Data entries:
------------------------------------

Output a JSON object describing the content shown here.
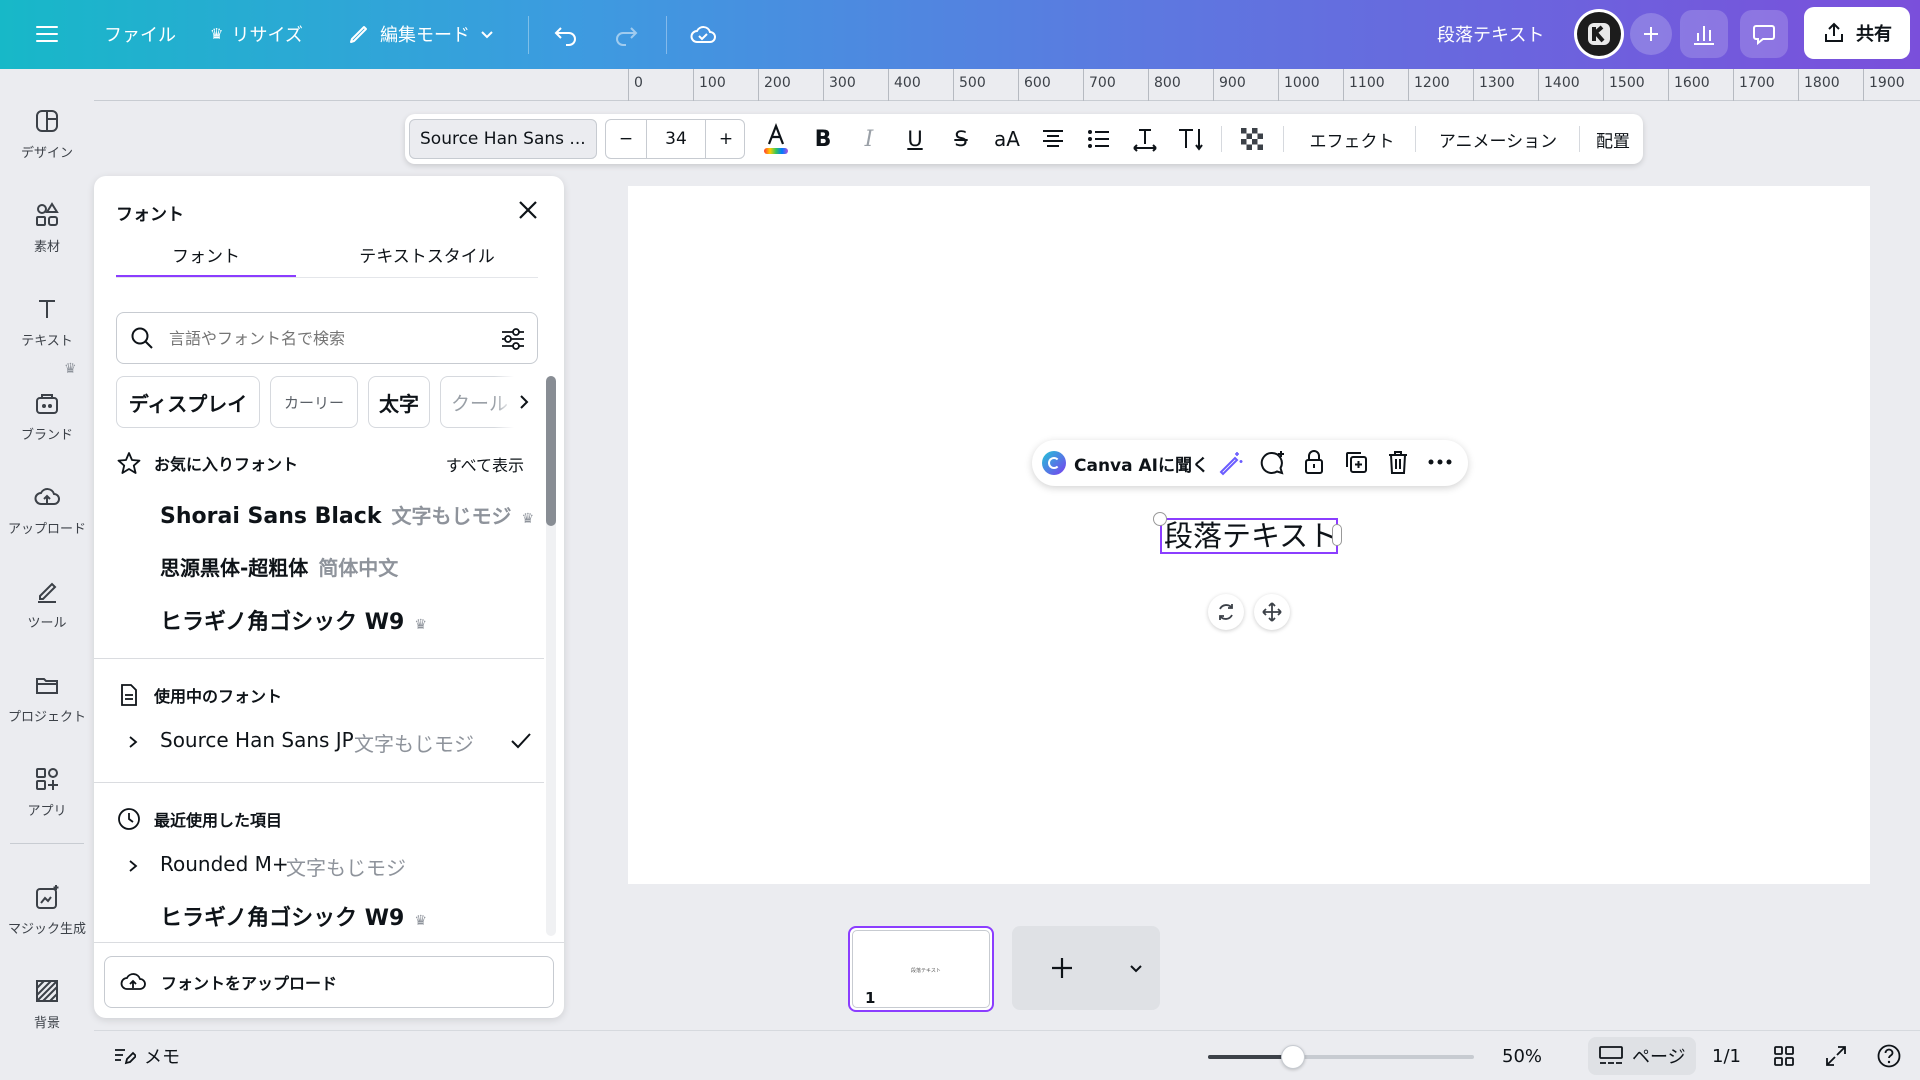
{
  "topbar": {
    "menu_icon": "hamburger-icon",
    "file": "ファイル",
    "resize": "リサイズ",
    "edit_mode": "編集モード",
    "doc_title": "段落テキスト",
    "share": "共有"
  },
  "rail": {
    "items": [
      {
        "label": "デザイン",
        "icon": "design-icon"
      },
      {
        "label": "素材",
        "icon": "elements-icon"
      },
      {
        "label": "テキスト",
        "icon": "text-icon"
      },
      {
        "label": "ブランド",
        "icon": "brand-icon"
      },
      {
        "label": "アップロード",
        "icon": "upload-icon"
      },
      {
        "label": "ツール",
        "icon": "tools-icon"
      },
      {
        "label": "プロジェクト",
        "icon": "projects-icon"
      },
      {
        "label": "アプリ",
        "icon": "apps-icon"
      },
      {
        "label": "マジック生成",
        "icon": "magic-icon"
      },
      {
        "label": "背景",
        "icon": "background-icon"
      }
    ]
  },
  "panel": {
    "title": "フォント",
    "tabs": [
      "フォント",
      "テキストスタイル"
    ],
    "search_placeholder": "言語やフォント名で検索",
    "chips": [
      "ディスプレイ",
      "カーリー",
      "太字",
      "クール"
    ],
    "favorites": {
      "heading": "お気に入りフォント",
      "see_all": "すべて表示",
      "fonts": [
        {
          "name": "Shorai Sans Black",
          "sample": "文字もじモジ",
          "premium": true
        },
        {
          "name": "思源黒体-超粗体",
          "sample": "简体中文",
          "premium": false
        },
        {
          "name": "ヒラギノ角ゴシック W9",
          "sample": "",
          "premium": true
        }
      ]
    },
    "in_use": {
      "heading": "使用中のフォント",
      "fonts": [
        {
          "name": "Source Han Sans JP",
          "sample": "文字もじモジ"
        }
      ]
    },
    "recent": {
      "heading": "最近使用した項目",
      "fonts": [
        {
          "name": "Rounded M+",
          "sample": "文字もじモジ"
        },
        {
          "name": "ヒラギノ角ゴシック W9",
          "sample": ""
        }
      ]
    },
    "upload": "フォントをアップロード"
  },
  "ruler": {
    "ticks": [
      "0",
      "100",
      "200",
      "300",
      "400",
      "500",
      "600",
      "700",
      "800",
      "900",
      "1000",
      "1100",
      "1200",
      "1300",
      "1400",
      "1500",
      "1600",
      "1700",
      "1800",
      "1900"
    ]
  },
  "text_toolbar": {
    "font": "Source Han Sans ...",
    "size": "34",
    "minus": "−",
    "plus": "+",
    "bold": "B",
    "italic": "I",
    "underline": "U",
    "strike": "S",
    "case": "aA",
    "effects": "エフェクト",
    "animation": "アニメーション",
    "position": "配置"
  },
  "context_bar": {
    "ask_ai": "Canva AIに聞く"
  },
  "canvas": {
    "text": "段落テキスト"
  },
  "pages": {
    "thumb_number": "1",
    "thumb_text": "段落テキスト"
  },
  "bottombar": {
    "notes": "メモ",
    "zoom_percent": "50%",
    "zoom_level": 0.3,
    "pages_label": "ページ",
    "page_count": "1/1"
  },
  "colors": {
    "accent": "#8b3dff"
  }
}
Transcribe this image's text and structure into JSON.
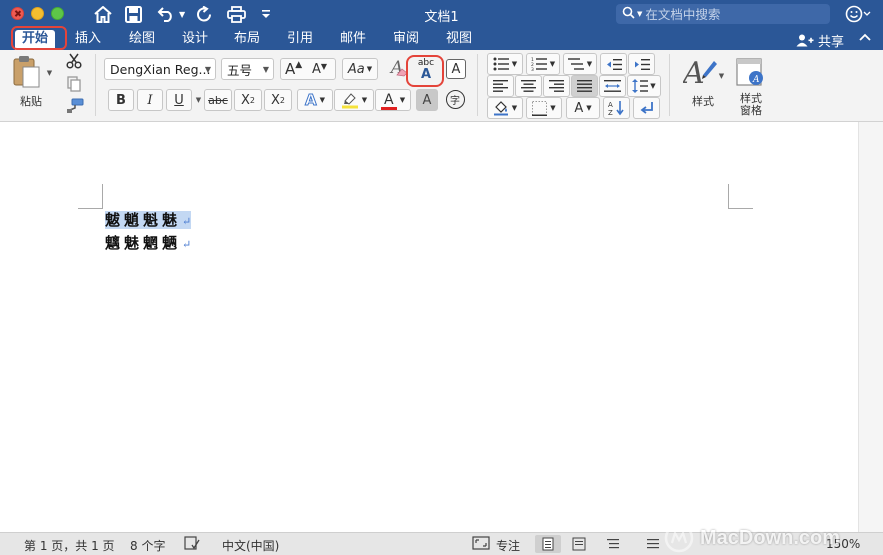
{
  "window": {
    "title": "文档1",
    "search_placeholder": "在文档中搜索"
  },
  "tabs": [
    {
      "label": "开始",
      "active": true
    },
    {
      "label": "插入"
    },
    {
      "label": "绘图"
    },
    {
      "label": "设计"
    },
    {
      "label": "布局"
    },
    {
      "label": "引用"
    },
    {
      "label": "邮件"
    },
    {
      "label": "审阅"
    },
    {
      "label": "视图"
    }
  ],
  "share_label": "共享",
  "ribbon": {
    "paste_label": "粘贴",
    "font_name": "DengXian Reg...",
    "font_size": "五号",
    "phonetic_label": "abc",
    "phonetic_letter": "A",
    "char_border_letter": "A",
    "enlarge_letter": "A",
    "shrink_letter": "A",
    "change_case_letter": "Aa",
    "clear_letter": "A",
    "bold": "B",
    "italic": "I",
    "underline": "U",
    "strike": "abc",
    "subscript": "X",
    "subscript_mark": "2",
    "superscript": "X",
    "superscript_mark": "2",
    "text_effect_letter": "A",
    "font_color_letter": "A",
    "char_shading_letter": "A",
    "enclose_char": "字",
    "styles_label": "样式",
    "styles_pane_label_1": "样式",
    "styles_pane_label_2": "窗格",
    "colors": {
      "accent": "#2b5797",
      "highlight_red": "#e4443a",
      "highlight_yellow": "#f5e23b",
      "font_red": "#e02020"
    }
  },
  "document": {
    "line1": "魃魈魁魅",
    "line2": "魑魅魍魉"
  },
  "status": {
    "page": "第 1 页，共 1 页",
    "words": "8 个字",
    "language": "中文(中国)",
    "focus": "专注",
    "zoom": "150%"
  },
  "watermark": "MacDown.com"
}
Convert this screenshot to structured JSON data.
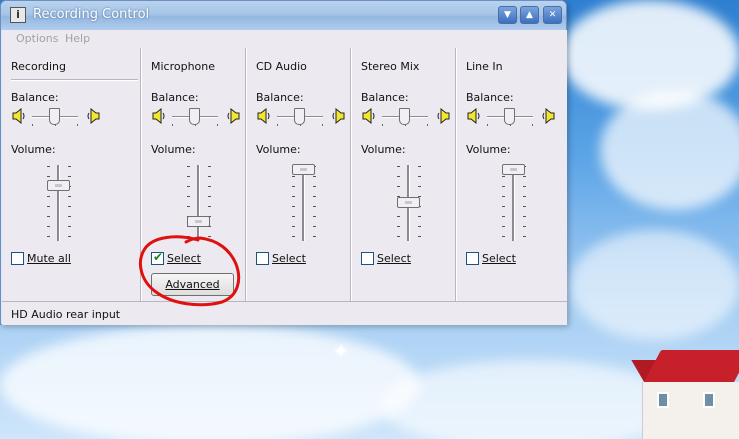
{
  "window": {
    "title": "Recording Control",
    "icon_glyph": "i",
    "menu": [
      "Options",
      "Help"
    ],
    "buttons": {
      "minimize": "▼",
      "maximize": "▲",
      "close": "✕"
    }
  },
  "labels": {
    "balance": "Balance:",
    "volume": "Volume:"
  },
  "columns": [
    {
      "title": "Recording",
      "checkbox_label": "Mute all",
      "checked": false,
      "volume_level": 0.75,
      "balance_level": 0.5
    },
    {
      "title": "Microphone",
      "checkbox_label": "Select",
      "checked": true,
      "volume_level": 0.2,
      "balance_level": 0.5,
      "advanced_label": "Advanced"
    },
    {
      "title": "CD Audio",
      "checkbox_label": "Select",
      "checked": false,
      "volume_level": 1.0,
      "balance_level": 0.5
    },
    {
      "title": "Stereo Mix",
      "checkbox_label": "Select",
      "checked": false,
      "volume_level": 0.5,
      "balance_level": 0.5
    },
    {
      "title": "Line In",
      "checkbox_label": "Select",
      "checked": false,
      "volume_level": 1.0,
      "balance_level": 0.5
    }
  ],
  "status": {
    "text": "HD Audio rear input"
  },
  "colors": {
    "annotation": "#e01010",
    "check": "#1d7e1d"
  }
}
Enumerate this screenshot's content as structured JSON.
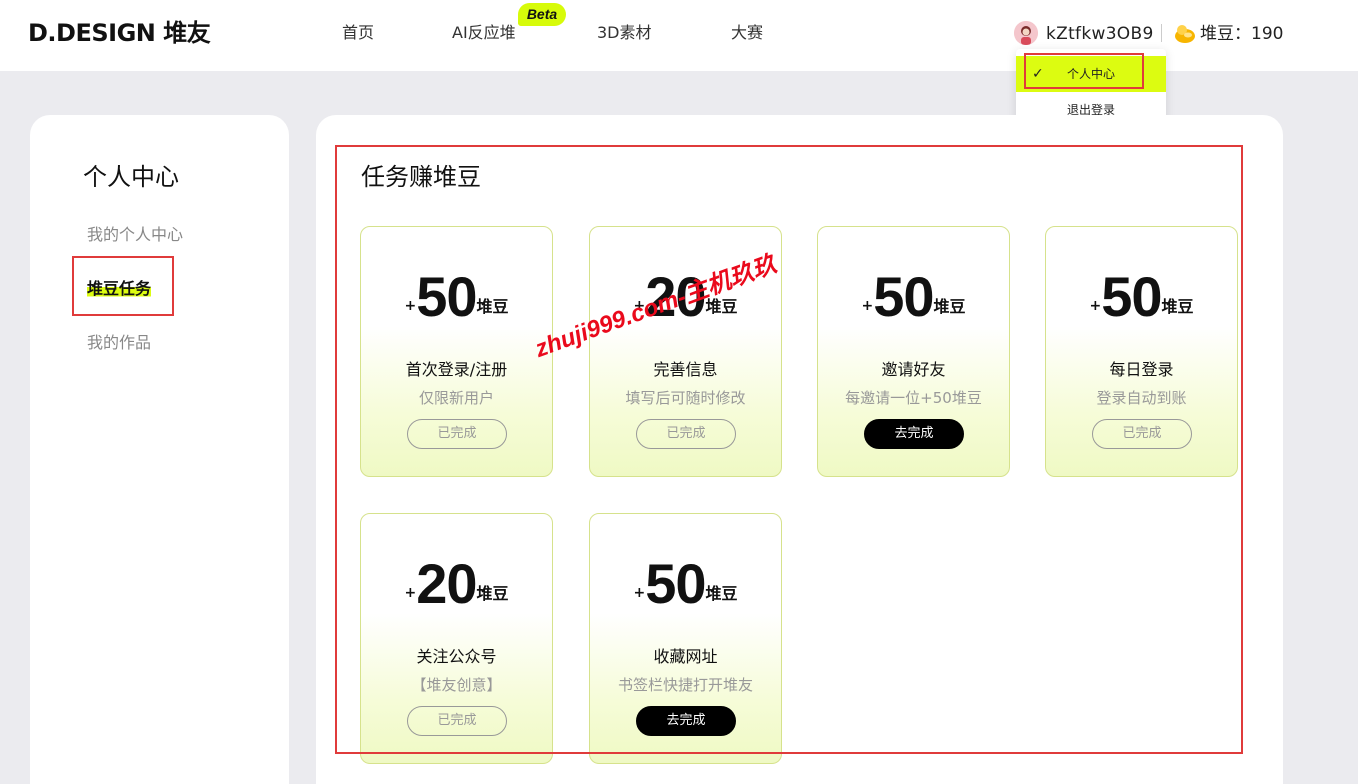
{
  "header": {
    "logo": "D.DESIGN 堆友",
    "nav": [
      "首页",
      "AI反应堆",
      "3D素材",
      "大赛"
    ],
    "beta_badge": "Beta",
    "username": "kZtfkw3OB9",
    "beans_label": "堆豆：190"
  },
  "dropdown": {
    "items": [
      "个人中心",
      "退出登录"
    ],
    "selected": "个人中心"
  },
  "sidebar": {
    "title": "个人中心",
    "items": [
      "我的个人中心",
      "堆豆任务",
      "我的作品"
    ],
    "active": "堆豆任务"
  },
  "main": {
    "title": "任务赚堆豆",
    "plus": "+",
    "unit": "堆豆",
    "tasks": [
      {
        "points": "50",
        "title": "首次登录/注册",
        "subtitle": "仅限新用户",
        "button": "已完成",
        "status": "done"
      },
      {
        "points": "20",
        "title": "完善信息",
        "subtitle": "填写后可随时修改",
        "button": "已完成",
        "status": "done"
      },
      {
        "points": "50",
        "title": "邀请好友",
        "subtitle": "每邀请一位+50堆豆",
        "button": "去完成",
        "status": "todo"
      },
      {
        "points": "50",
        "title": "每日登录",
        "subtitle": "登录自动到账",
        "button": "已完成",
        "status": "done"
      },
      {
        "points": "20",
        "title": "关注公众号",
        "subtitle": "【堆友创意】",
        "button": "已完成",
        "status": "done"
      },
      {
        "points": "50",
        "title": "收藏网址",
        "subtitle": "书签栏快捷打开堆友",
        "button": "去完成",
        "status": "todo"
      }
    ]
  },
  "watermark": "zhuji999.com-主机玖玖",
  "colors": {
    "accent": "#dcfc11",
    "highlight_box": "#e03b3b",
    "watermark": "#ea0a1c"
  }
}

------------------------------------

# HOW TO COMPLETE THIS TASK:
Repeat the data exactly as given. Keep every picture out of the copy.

# RESULT OF THIS TASK:
Output a JSON object describing the content shown here.
{
  "topbar": {
    "menu_icon": "hamburger-icon",
    "file": "ファイル",
    "resize": "リサイズ",
    "edit_mode": "編集モード",
    "doc_title": "段落テキスト",
    "share": "共有"
  },
  "rail": {
    "items": [
      {
        "label": "デザイン",
        "icon": "design-icon"
      },
      {
        "label": "素材",
        "icon": "elements-icon"
      },
      {
        "label": "テキスト",
        "icon": "text-icon"
      },
      {
        "label": "ブランド",
        "icon": "brand-icon"
      },
      {
        "label": "アップロード",
        "icon": "upload-icon"
      },
      {
        "label": "ツール",
        "icon": "tools-icon"
      },
      {
        "label": "プロジェクト",
        "icon": "projects-icon"
      },
      {
        "label": "アプリ",
        "icon": "apps-icon"
      },
      {
        "label": "マジック生成",
        "icon": "magic-icon"
      },
      {
        "label": "背景",
        "icon": "background-icon"
      }
    ]
  },
  "panel": {
    "title": "フォント",
    "tabs": [
      "フォント",
      "テキストスタイル"
    ],
    "search_placeholder": "言語やフォント名で検索",
    "chips": [
      "ディスプレイ",
      "カーリー",
      "太字",
      "クール"
    ],
    "favorites": {
      "heading": "お気に入りフォント",
      "see_all": "すべて表示",
      "fonts": [
        {
          "name": "Shorai Sans Black",
          "sample": "文字もじモジ",
          "premium": true
        },
        {
          "name": "思源黒体-超粗体",
          "sample": "简体中文",
          "premium": false
        },
        {
          "name": "ヒラギノ角ゴシック W9",
          "sample": "",
          "premium": true
        }
      ]
    },
    "in_use": {
      "heading": "使用中のフォント",
      "fonts": [
        {
          "name": "Source Han Sans JP",
          "sample": "文字もじモジ"
        }
      ]
    },
    "recent": {
      "heading": "最近使用した項目",
      "fonts": [
        {
          "name": "Rounded M+",
          "sample": "文字もじモジ"
        },
        {
          "name": "ヒラギノ角ゴシック W9",
          "sample": ""
        }
      ]
    },
    "upload": "フォントをアップロード"
  },
  "ruler": {
    "ticks": [
      "0",
      "100",
      "200",
      "300",
      "400",
      "500",
      "600",
      "700",
      "800",
      "900",
      "1000",
      "1100",
      "1200",
      "1300",
      "1400",
      "1500",
      "1600",
      "1700",
      "1800",
      "1900"
    ]
  },
  "text_toolbar": {
    "font": "Source Han Sans ...",
    "size": "34",
    "minus": "−",
    "plus": "+",
    "bold": "B",
    "italic": "I",
    "underline": "U",
    "strike": "S",
    "case": "aA",
    "effects": "エフェクト",
    "animation": "アニメーション",
    "position": "配置"
  },
  "context_bar": {
    "ask_ai": "Canva AIに聞く"
  },
  "canvas": {
    "text": "段落テキスト"
  },
  "pages": {
    "thumb_number": "1",
    "thumb_text": "段落テキスト"
  },
  "bottombar": {
    "notes": "メモ",
    "zoom_percent": "50%",
    "zoom_level": 0.3,
    "pages_label": "ページ",
    "page_count": "1/1"
  },
  "colors": {
    "accent": "#8b3dff"
  }
}
Transcribe this image's text and structure into JSON.
{
  "window": {
    "title": "文档1",
    "search_placeholder": "在文档中搜索"
  },
  "tabs": [
    {
      "label": "开始",
      "active": true
    },
    {
      "label": "插入"
    },
    {
      "label": "绘图"
    },
    {
      "label": "设计"
    },
    {
      "label": "布局"
    },
    {
      "label": "引用"
    },
    {
      "label": "邮件"
    },
    {
      "label": "审阅"
    },
    {
      "label": "视图"
    }
  ],
  "share_label": "共享",
  "ribbon": {
    "paste_label": "粘贴",
    "font_name": "DengXian Reg...",
    "font_size": "五号",
    "phonetic_label": "abc",
    "phonetic_letter": "A",
    "char_border_letter": "A",
    "enlarge_letter": "A",
    "shrink_letter": "A",
    "change_case_letter": "Aa",
    "clear_letter": "A",
    "bold": "B",
    "italic": "I",
    "underline": "U",
    "strike": "abc",
    "subscript": "X",
    "subscript_mark": "2",
    "superscript": "X",
    "superscript_mark": "2",
    "text_effect_letter": "A",
    "font_color_letter": "A",
    "char_shading_letter": "A",
    "enclose_char": "字",
    "styles_label": "样式",
    "styles_pane_label_1": "样式",
    "styles_pane_label_2": "窗格",
    "colors": {
      "accent": "#2b5797",
      "highlight_red": "#e4443a",
      "highlight_yellow": "#f5e23b",
      "font_red": "#e02020"
    }
  },
  "document": {
    "line1": "魃魈魁魅",
    "line2": "魑魅魍魉"
  },
  "status": {
    "page": "第 1 页，共 1 页",
    "words": "8 个字",
    "language": "中文(中国)",
    "focus": "专注",
    "zoom": "150%"
  },
  "watermark": "MacDown.com"
}
Convert this screenshot to structured JSON data.
{
  "window": {
    "title": "Recording Control",
    "icon_glyph": "i",
    "menu": [
      "Options",
      "Help"
    ],
    "buttons": {
      "minimize": "▼",
      "maximize": "▲",
      "close": "✕"
    }
  },
  "labels": {
    "balance": "Balance:",
    "volume": "Volume:"
  },
  "columns": [
    {
      "title": "Recording",
      "checkbox_label": "Mute all",
      "checked": false,
      "volume_level": 0.75,
      "balance_level": 0.5
    },
    {
      "title": "Microphone",
      "checkbox_label": "Select",
      "checked": true,
      "volume_level": 0.2,
      "balance_level": 0.5,
      "advanced_label": "Advanced"
    },
    {
      "title": "CD Audio",
      "checkbox_label": "Select",
      "checked": false,
      "volume_level": 1.0,
      "balance_level": 0.5
    },
    {
      "title": "Stereo Mix",
      "checkbox_label": "Select",
      "checked": false,
      "volume_level": 0.5,
      "balance_level": 0.5
    },
    {
      "title": "Line In",
      "checkbox_label": "Select",
      "checked": false,
      "volume_level": 1.0,
      "balance_level": 0.5
    }
  ],
  "status": {
    "text": "HD Audio rear input"
  },
  "colors": {
    "annotation": "#e01010",
    "check": "#1d7e1d"
  }
}
Enumerate this screenshot's content as structured JSON.
{
  "header": {
    "logo": "D.DESIGN 堆友",
    "nav": [
      "首页",
      "AI反应堆",
      "3D素材",
      "大赛"
    ],
    "beta_badge": "Beta",
    "username": "kZtfkw3OB9",
    "beans_label": "堆豆：190"
  },
  "dropdown": {
    "items": [
      "个人中心",
      "退出登录"
    ],
    "selected": "个人中心"
  },
  "sidebar": {
    "title": "个人中心",
    "items": [
      "我的个人中心",
      "堆豆任务",
      "我的作品"
    ],
    "active": "堆豆任务"
  },
  "main": {
    "title": "任务赚堆豆",
    "plus": "+",
    "unit": "堆豆",
    "tasks": [
      {
        "points": "50",
        "title": "首次登录/注册",
        "subtitle": "仅限新用户",
        "button": "已完成",
        "status": "done"
      },
      {
        "points": "20",
        "title": "完善信息",
        "subtitle": "填写后可随时修改",
        "button": "已完成",
        "status": "done"
      },
      {
        "points": "50",
        "title": "邀请好友",
        "subtitle": "每邀请一位+50堆豆",
        "button": "去完成",
        "status": "todo"
      },
      {
        "points": "50",
        "title": "每日登录",
        "subtitle": "登录自动到账",
        "button": "已完成",
        "status": "done"
      },
      {
        "points": "20",
        "title": "关注公众号",
        "subtitle": "【堆友创意】",
        "button": "已完成",
        "status": "done"
      },
      {
        "points": "50",
        "title": "收藏网址",
        "subtitle": "书签栏快捷打开堆友",
        "button": "去完成",
        "status": "todo"
      }
    ]
  },
  "watermark": "zhuji999.com-主机玖玖",
  "colors": {
    "accent": "#dcfc11",
    "highlight_box": "#e03b3b",
    "watermark": "#ea0a1c"
  }
}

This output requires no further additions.